═════ Entries supplied

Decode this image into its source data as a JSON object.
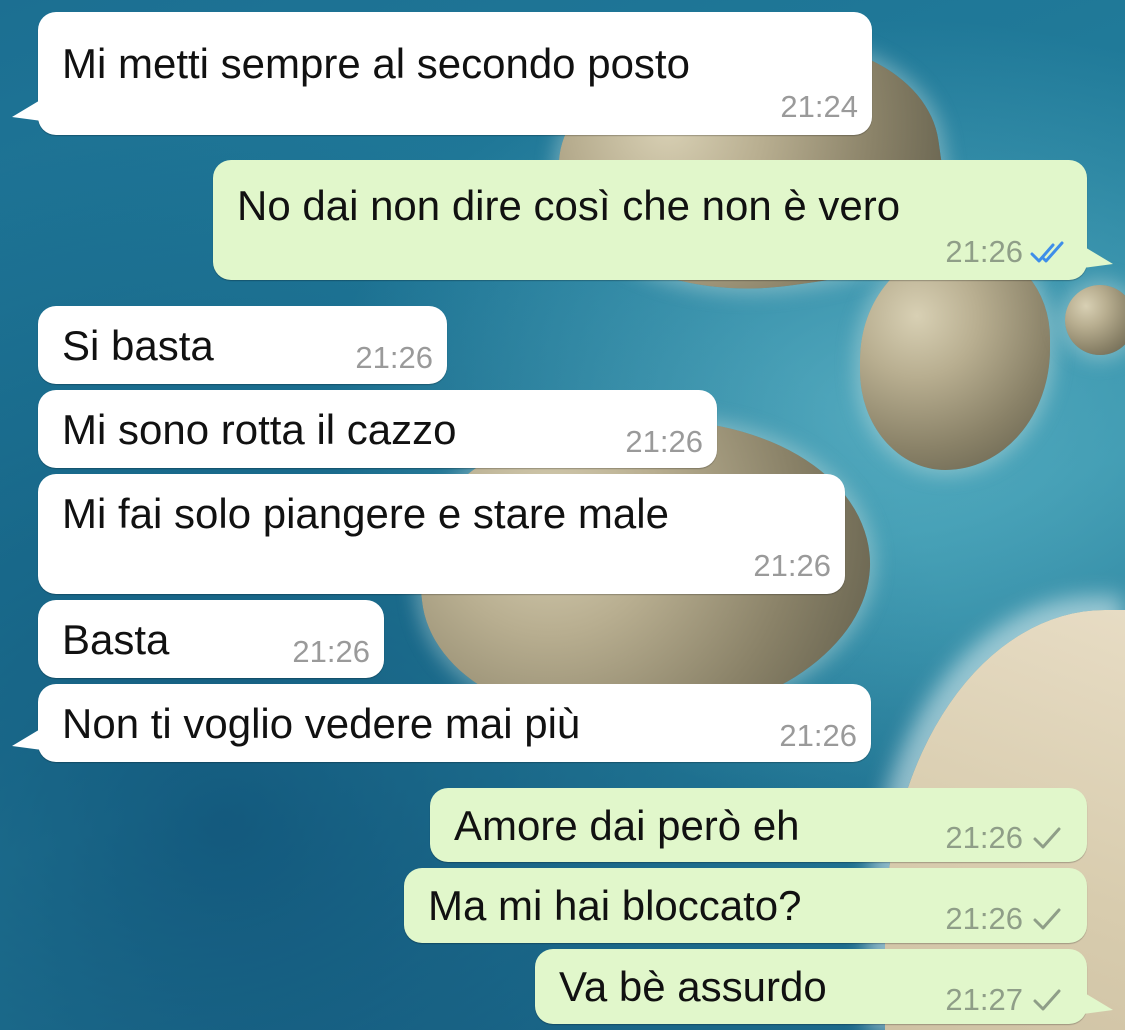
{
  "colors": {
    "incoming_bubble": "#ffffff",
    "outgoing_bubble": "#e1f7cb",
    "read_check": "#3e8ee9",
    "sent_check": "#8f9e88"
  },
  "messages": [
    {
      "text": "Mi metti sempre al secondo posto",
      "time": "21:24",
      "direction": "incoming"
    },
    {
      "text": "No dai non dire così che non è vero",
      "time": "21:26",
      "direction": "outgoing",
      "status": "read"
    },
    {
      "text": "Si basta",
      "time": "21:26",
      "direction": "incoming"
    },
    {
      "text": "Mi sono rotta il cazzo",
      "time": "21:26",
      "direction": "incoming"
    },
    {
      "text": "Mi fai solo piangere e stare male",
      "time": "21:26",
      "direction": "incoming"
    },
    {
      "text": "Basta",
      "time": "21:26",
      "direction": "incoming"
    },
    {
      "text": "Non ti voglio vedere mai più",
      "time": "21:26",
      "direction": "incoming"
    },
    {
      "text": "Amore dai però eh",
      "time": "21:26",
      "direction": "outgoing",
      "status": "sent"
    },
    {
      "text": "Ma mi hai bloccato?",
      "time": "21:26",
      "direction": "outgoing",
      "status": "sent"
    },
    {
      "text": "Va bè assurdo",
      "time": "21:27",
      "direction": "outgoing",
      "status": "sent"
    }
  ]
}
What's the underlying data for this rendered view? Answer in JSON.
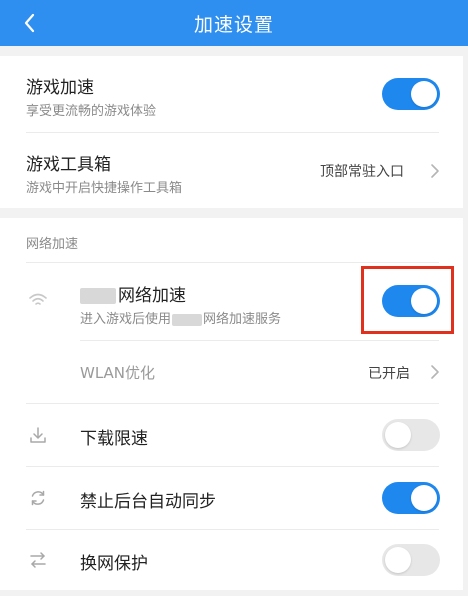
{
  "header": {
    "title": "加速设置"
  },
  "top": [
    {
      "title": "游戏加速",
      "subtitle": "享受更流畅的游戏体验",
      "toggle": "on"
    },
    {
      "title": "游戏工具箱",
      "subtitle": "游戏中开启快捷操作工具箱",
      "value": "顶部常驻入口"
    }
  ],
  "network": {
    "section_label": "网络加速",
    "accel": {
      "title": "网络加速",
      "sub_prefix": "进入游戏后使用",
      "sub_suffix": "网络加速服务",
      "toggle": "on"
    },
    "wlan": {
      "title": "WLAN优化",
      "value": "已开启"
    },
    "items": [
      {
        "title": "下载限速",
        "icon": "download-icon",
        "toggle": "off"
      },
      {
        "title": "禁止后台自动同步",
        "icon": "sync-icon",
        "toggle": "on"
      },
      {
        "title": "换网保护",
        "icon": "swap-icon",
        "toggle": "off"
      }
    ]
  },
  "colors": {
    "accent": "#1e88ef",
    "header": "#2f8ff0",
    "highlight": "#e0301e"
  }
}
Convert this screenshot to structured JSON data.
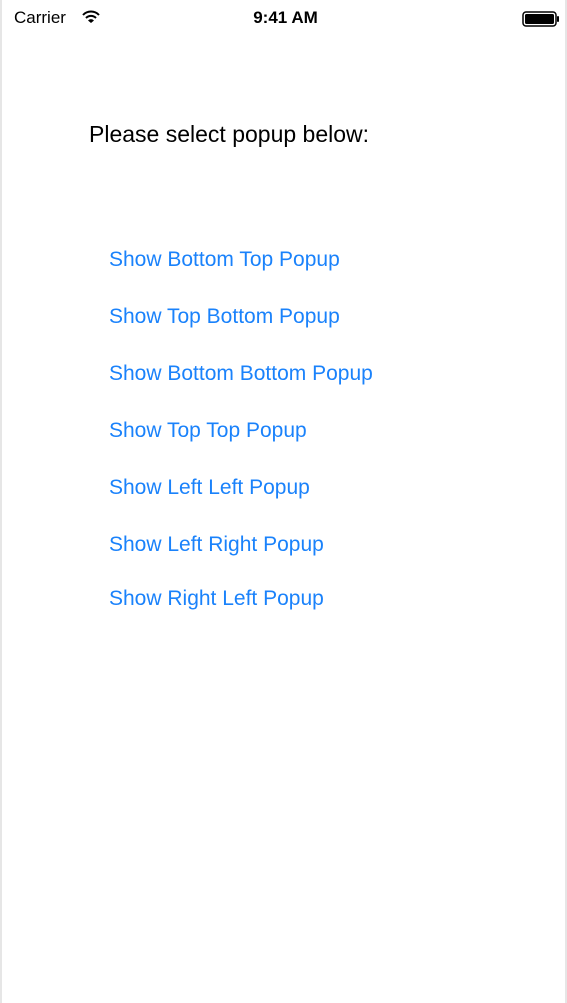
{
  "status_bar": {
    "carrier": "Carrier",
    "time": "9:41 AM",
    "wifi_icon": "wifi-icon",
    "battery_icon": "battery-icon"
  },
  "main": {
    "prompt": "Please select popup below:",
    "buttons": [
      {
        "label": "Show Bottom Top Popup"
      },
      {
        "label": "Show Top Bottom Popup"
      },
      {
        "label": "Show Bottom Bottom Popup"
      },
      {
        "label": "Show Top Top Popup"
      },
      {
        "label": "Show Left Left Popup"
      },
      {
        "label": "Show Left Right Popup"
      },
      {
        "label": "Show Right Left Popup"
      }
    ]
  },
  "colors": {
    "tint": "#1a82fb",
    "text": "#000000",
    "background": "#ffffff"
  }
}
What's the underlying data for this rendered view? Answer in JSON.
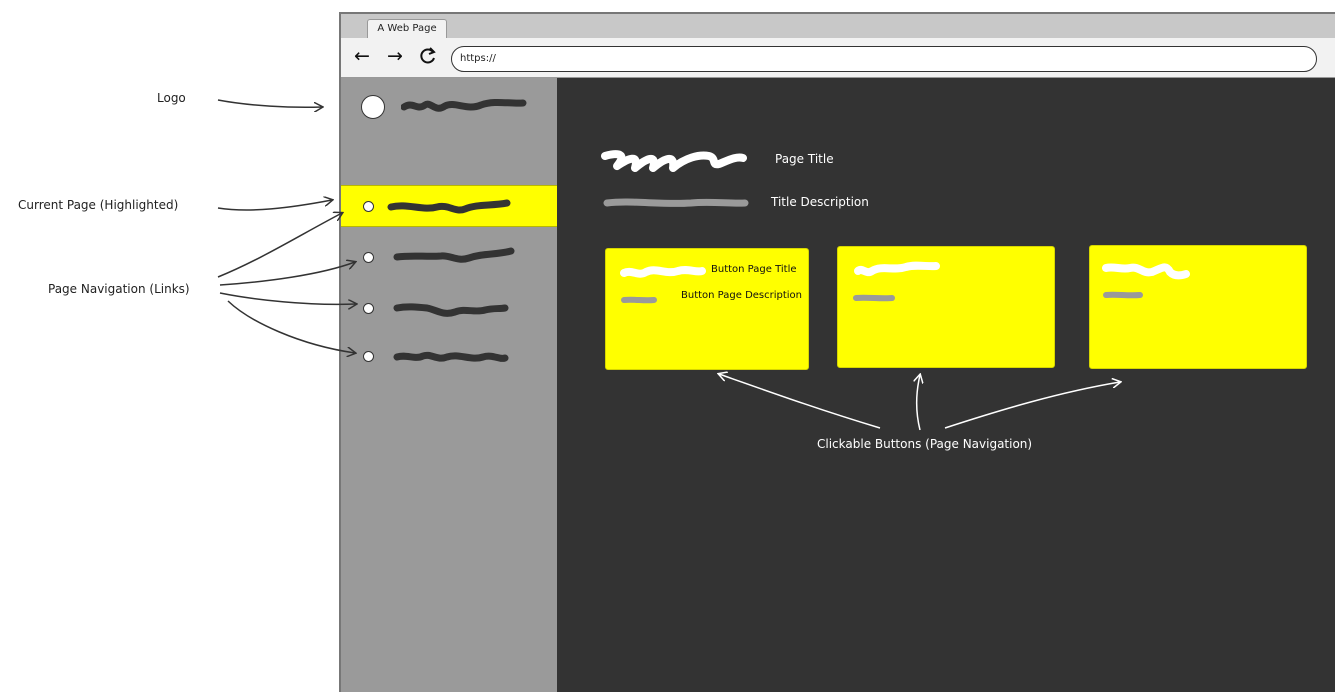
{
  "browser": {
    "tab_title": "A Web Page",
    "url": "https://",
    "back_icon": "back-arrow-icon",
    "forward_icon": "forward-arrow-icon",
    "reload_icon": "reload-icon"
  },
  "annotations": {
    "logo": "Logo",
    "current_page": "Current Page (Highlighted)",
    "page_navigation": "Page Navigation (Links)",
    "clickable_buttons": "Clickable Buttons (Page Navigation)"
  },
  "main": {
    "page_title_label": "Page Title",
    "title_description_label": "Title Description"
  },
  "cards": [
    {
      "title_label": "Button Page Title",
      "description_label": "Button Page Description"
    },
    {
      "title_label": "",
      "description_label": ""
    },
    {
      "title_label": "",
      "description_label": ""
    }
  ],
  "colors": {
    "highlight": "#ffff00",
    "sidebar": "#9a9a9a",
    "content_bg": "#333333",
    "scribble_dark": "#333333",
    "scribble_light": "#ffffff",
    "scribble_gray": "#9a9a9a"
  }
}
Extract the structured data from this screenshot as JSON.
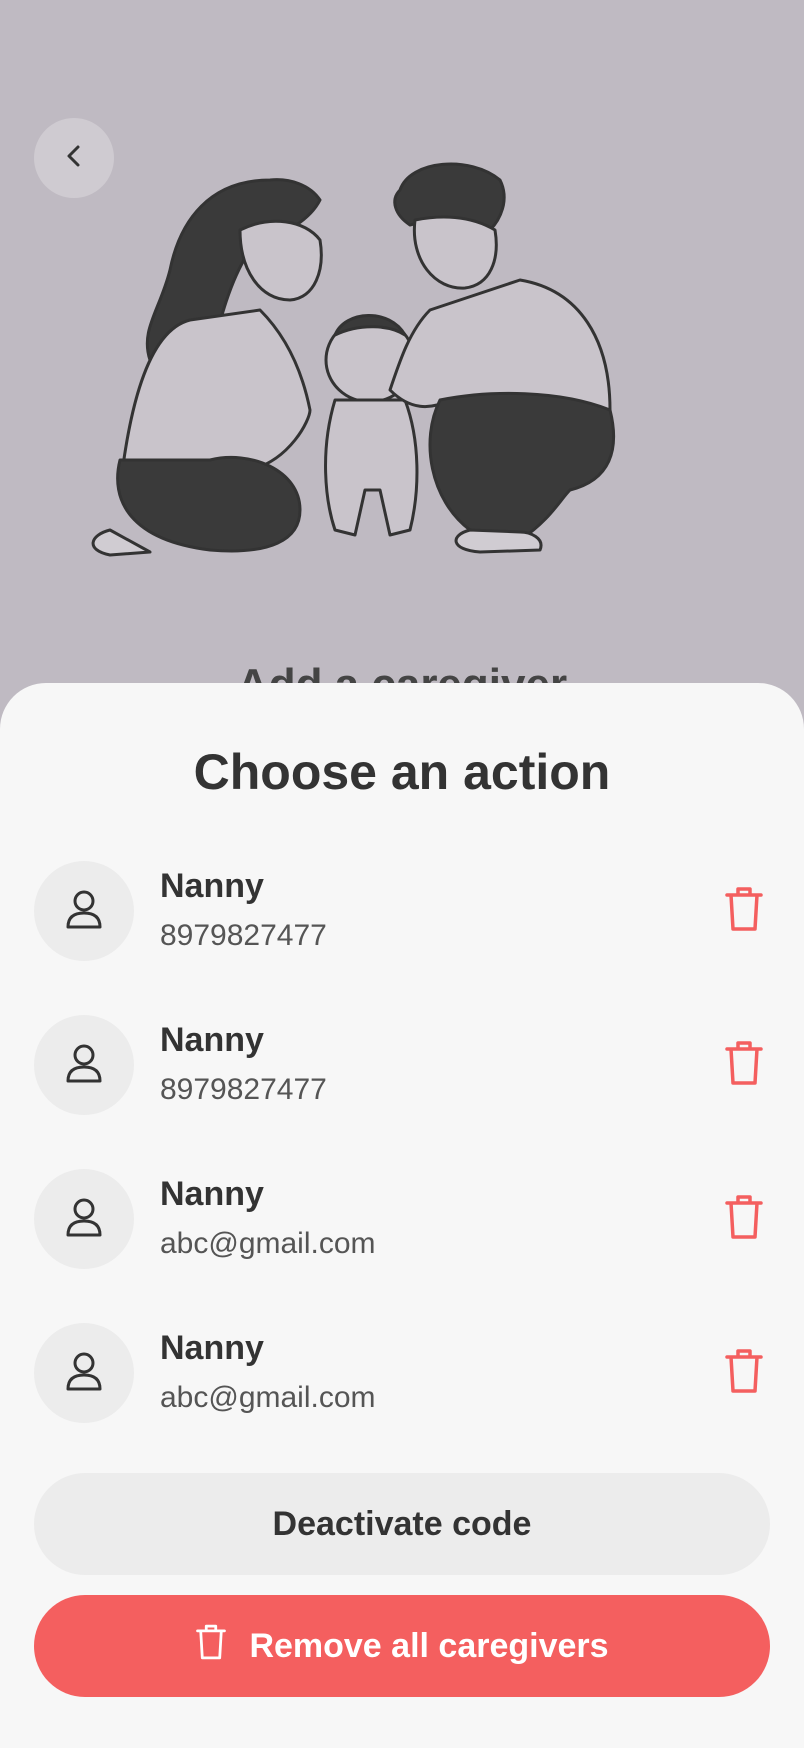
{
  "hero": {
    "background_title": "Add a caregiver"
  },
  "sheet": {
    "title": "Choose an action",
    "caregivers": [
      {
        "name": "Nanny",
        "contact": "8979827477"
      },
      {
        "name": "Nanny",
        "contact": "8979827477"
      },
      {
        "name": "Nanny",
        "contact": "abc@gmail.com"
      },
      {
        "name": "Nanny",
        "contact": "abc@gmail.com"
      }
    ],
    "deactivate_label": "Deactivate code",
    "remove_all_label": "Remove all caregivers"
  },
  "icons": {
    "back": "chevron-left-icon",
    "avatar": "user-icon",
    "delete": "trash-icon"
  },
  "colors": {
    "backdrop": "#bfbac2",
    "sheet": "#f7f7f7",
    "danger": "#f45f5f",
    "secondary_button": "#ececec",
    "text": "#333333"
  }
}
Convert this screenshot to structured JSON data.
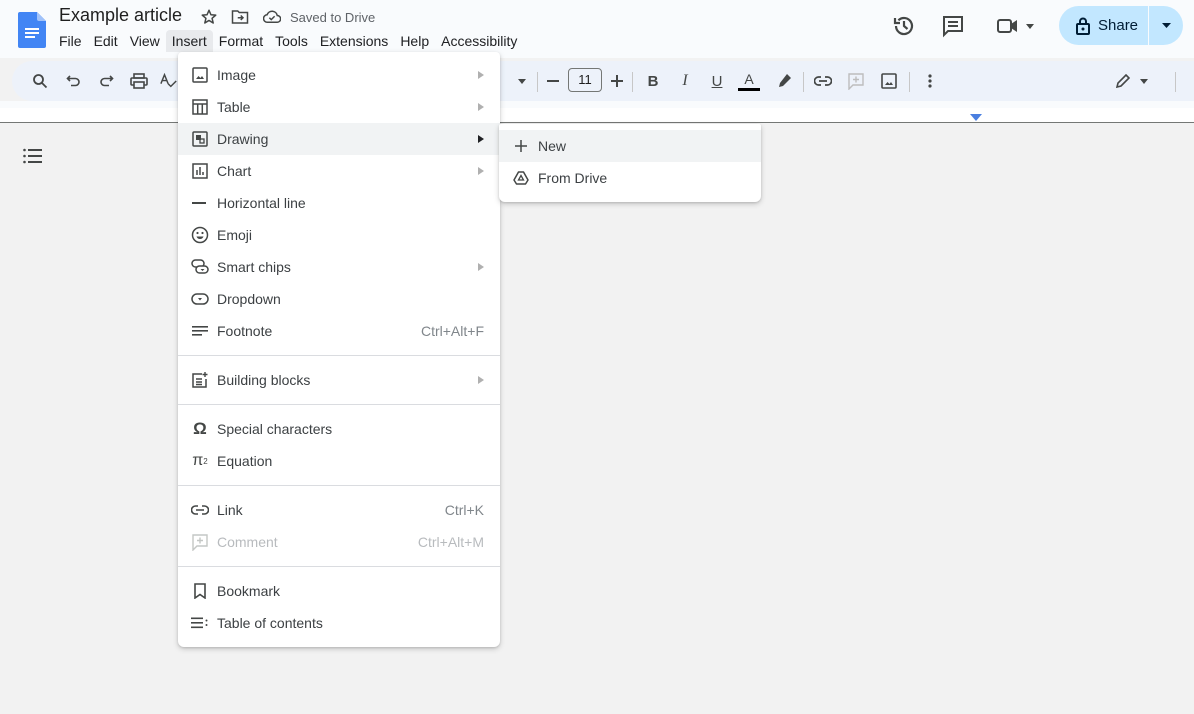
{
  "header": {
    "doc_title": "Example article",
    "save_status": "Saved to Drive",
    "icons": [
      "docs-logo-icon",
      "star-icon",
      "move-to-folder-icon",
      "cloud-saved-icon",
      "version-history-icon",
      "comments-icon",
      "meet-icon",
      "lock-icon"
    ],
    "share_label": "Share",
    "colors": {
      "share_bg": "#c2e7ff",
      "docs_blue": "#4285f4",
      "ruler_marker": "#4a7fe0"
    }
  },
  "menubar": {
    "items": [
      "File",
      "Edit",
      "View",
      "Insert",
      "Format",
      "Tools",
      "Extensions",
      "Help",
      "Accessibility"
    ],
    "active": "Insert"
  },
  "toolbar": {
    "font_size": "11",
    "icons": [
      "search-menus-icon",
      "undo-icon",
      "redo-icon",
      "print-icon",
      "spellcheck-icon",
      "font-dropdown-icon",
      "decrease-font-size-icon",
      "increase-font-size-icon",
      "bold-icon",
      "italic-icon",
      "underline-icon",
      "text-color-icon",
      "highlight-icon",
      "insert-link-icon",
      "add-comment-icon",
      "insert-image-icon",
      "more-options-icon",
      "editing-mode-icon"
    ]
  },
  "insert_menu": {
    "groups": [
      [
        {
          "label": "Image",
          "icon": "image-icon",
          "submenu": true
        },
        {
          "label": "Table",
          "icon": "table-icon",
          "submenu": true
        },
        {
          "label": "Drawing",
          "icon": "drawing-icon",
          "submenu": true,
          "highlighted": true
        },
        {
          "label": "Chart",
          "icon": "chart-icon",
          "submenu": true
        },
        {
          "label": "Horizontal line",
          "icon": "horizontal-line-icon"
        },
        {
          "label": "Emoji",
          "icon": "emoji-icon"
        },
        {
          "label": "Smart chips",
          "icon": "smart-chips-icon",
          "submenu": true
        },
        {
          "label": "Dropdown",
          "icon": "dropdown-icon"
        },
        {
          "label": "Footnote",
          "icon": "footnote-icon",
          "shortcut": "Ctrl+Alt+F"
        }
      ],
      [
        {
          "label": "Building blocks",
          "icon": "building-blocks-icon",
          "submenu": true
        }
      ],
      [
        {
          "label": "Special characters",
          "icon": "omega-icon"
        },
        {
          "label": "Equation",
          "icon": "pi-icon"
        }
      ],
      [
        {
          "label": "Link",
          "icon": "link-icon",
          "shortcut": "Ctrl+K"
        },
        {
          "label": "Comment",
          "icon": "comment-icon",
          "shortcut": "Ctrl+Alt+M",
          "disabled": true
        }
      ],
      [
        {
          "label": "Bookmark",
          "icon": "bookmark-icon"
        },
        {
          "label": "Table of contents",
          "icon": "table-of-contents-icon"
        }
      ]
    ]
  },
  "drawing_submenu": {
    "items": [
      {
        "label": "New",
        "icon": "plus-icon",
        "highlighted": true
      },
      {
        "label": "From Drive",
        "icon": "drive-icon"
      }
    ]
  },
  "sidebar": {
    "outline_icon": "document-outline-icon"
  }
}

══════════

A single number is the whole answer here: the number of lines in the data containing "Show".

7